Title (Brazil): "Albergue Espanhol" (Spanish Auberge")

8 / 10

an initiation to life

One of the biggest French success of the year 2002, "l'auberge espagnole" was also very well greeted abroad which is quite extraordinary for a French film. It is not difficult to define the reasons of this success. This movie made by one of the most interesting French film-makers of these last years, Cédric Klapisch, presents students coming from all over Europe and gathered all together under the same roof in Barcelona. These students are described like the ones you imagine or you see in everyday life: either untidy, either serious or with a sense of humor. I guess that if the movie worked so well, it is because a lot of students must have recognized themselves in the main characters' portraits and especially Xavier's.

We follow the movie and so his experience abroad as an Erasmus student through his eyes. Xavier is really an ordinary student with his qualities, his faults. An intelligent making with quite a lot of ingenious ideas perfectly expresses his lost mind and his anxiety about the world and being an Erasmus student. On that subject, the best examples can be found in two sequences. The first one is when Xavier asks a woman at university for the papers he has to send to prepare his DEA. When the same woman informs him about the different necessary procedures, all the papers appear on the screen when she is naming them! In the next sequence, Xavier's voice-over confides to the spectator his vision of the modern world. Now, where to find the second example? Well, the scene where Xavier has a thorough medical examination during which Klapisch films his visions is widely sufficient to speak of itself.

Moreover, the director wasn't really interested by his main character's studies. He left this point low-key. He rather put a lot of effort into Xavier's private life, of course, in his love affair with Anne Sophie but also and especially in his relations with his fellow tenants. It is a real friendship story that Klapisch shows us with its moments of happiness but also its arguments and its tensions. Through Xavier's adventure and at the end of his stay, he will have been initiated into life which will make him more mature. The message that the author wanted to transmit isn't difficult to guess. You naively believe that you live in an untidy and complicated world. You mustn't give up but intensively search to get what you want even if it is difficult.
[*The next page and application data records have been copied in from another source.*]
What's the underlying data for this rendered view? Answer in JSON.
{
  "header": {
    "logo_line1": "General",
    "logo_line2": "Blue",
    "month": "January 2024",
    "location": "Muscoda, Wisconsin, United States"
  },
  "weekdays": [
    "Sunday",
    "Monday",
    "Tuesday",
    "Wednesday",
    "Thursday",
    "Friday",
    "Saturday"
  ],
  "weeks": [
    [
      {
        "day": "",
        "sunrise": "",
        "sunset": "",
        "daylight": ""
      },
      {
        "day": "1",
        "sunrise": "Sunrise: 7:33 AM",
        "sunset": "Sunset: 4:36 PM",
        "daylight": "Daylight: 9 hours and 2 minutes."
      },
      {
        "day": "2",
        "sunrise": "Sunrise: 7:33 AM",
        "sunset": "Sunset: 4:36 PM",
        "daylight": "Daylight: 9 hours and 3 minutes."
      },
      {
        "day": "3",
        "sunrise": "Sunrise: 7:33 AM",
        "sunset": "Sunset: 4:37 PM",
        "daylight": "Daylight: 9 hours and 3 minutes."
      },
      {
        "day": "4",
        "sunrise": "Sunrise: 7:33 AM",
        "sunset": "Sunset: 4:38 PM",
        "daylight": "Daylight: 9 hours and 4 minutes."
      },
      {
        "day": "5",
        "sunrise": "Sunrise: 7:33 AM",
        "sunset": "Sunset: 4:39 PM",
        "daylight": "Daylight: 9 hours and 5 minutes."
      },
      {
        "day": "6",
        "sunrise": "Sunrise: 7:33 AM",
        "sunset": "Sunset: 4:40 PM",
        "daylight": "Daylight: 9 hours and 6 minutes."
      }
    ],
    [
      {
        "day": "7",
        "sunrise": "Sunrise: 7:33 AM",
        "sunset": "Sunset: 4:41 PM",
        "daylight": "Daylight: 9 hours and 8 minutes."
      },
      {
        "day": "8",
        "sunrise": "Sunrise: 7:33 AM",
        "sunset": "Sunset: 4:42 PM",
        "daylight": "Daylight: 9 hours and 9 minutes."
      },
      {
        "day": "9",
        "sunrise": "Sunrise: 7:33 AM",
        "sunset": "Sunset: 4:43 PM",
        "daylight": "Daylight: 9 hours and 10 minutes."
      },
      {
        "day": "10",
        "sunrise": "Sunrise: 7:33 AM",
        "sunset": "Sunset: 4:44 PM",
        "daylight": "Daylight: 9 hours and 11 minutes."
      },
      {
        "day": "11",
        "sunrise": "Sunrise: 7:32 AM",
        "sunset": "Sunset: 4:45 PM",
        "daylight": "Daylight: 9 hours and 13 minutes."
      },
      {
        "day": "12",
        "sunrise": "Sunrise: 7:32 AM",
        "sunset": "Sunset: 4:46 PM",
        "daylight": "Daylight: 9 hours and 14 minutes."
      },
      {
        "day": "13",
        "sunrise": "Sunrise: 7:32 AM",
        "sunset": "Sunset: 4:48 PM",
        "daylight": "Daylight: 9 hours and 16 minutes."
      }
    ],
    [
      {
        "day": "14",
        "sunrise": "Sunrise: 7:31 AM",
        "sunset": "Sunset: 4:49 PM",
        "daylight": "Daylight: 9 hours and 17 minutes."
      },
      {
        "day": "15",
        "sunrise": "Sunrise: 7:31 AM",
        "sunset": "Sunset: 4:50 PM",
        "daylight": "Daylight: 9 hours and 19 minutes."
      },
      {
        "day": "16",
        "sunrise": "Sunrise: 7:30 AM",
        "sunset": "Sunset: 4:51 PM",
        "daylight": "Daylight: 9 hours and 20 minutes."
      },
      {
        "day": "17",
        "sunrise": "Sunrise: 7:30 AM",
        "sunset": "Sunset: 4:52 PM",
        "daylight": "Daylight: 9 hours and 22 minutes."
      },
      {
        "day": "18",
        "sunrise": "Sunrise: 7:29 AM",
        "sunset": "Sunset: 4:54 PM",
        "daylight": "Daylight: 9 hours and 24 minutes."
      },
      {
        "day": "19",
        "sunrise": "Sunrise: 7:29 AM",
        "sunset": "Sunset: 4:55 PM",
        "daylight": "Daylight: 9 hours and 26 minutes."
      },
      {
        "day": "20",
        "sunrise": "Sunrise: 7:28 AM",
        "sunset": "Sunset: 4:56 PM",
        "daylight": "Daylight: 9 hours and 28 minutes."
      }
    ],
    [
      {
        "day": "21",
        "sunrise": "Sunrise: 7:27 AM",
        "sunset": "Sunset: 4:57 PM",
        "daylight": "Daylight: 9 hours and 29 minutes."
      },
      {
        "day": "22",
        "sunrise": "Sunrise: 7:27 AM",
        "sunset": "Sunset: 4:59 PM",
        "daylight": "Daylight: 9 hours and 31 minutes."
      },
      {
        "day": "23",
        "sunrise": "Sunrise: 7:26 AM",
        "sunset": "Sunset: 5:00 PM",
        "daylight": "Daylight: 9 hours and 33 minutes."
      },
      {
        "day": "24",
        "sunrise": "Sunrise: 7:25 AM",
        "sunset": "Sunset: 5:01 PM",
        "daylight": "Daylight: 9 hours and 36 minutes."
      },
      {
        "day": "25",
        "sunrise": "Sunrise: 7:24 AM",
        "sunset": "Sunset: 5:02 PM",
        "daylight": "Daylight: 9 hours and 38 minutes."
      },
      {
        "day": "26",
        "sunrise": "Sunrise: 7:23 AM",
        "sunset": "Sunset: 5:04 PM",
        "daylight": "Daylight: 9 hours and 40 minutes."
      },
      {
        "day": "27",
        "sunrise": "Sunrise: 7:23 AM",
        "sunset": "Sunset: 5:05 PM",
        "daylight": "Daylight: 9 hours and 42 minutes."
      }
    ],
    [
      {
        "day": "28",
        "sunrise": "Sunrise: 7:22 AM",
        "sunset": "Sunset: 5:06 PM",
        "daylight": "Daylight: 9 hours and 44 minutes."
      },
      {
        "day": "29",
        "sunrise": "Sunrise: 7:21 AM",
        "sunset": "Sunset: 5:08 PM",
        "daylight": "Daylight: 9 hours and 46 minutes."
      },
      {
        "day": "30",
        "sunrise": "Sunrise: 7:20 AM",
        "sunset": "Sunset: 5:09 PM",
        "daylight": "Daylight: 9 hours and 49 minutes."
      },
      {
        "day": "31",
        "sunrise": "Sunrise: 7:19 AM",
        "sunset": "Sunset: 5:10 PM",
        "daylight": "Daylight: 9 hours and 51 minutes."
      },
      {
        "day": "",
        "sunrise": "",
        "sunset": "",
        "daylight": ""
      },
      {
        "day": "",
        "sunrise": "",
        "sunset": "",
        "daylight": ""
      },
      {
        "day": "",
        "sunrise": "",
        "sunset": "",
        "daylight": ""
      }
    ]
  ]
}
Apart from this, we could also fear that with the topic, Cédric Klapisch wouldn't avoid a trap: the clichés. Let's be frank about it: they are included in the screenplay but the director does his best not to spread them too much in his movie. Then, the screenplay contains convenient and predictable moments: at the airport and before boarding we see Xavier shedding a tear after he left his family. But fortunately the shortcomings of the script stop here. Quite funny dialogs and cool young actors perfectly at ease in their roles make up the whole.

In spite of its weaknesses, "l'auberge espagnole" is to be taken for a success in the movie of young people. Besides, the whole atmosphere it brings out lets us think that this movie is directed primarily to a young audience. Ultimately, the end of the movie and its big success let us suggest that Klapisch succumbed to a fashion that goes right for American cinema: the elaboration of sequels. And indeed, the film-maker currently works on a sequel entitled "les poupées russes". Let's hope that it will be as good as "l'auberge espagnole".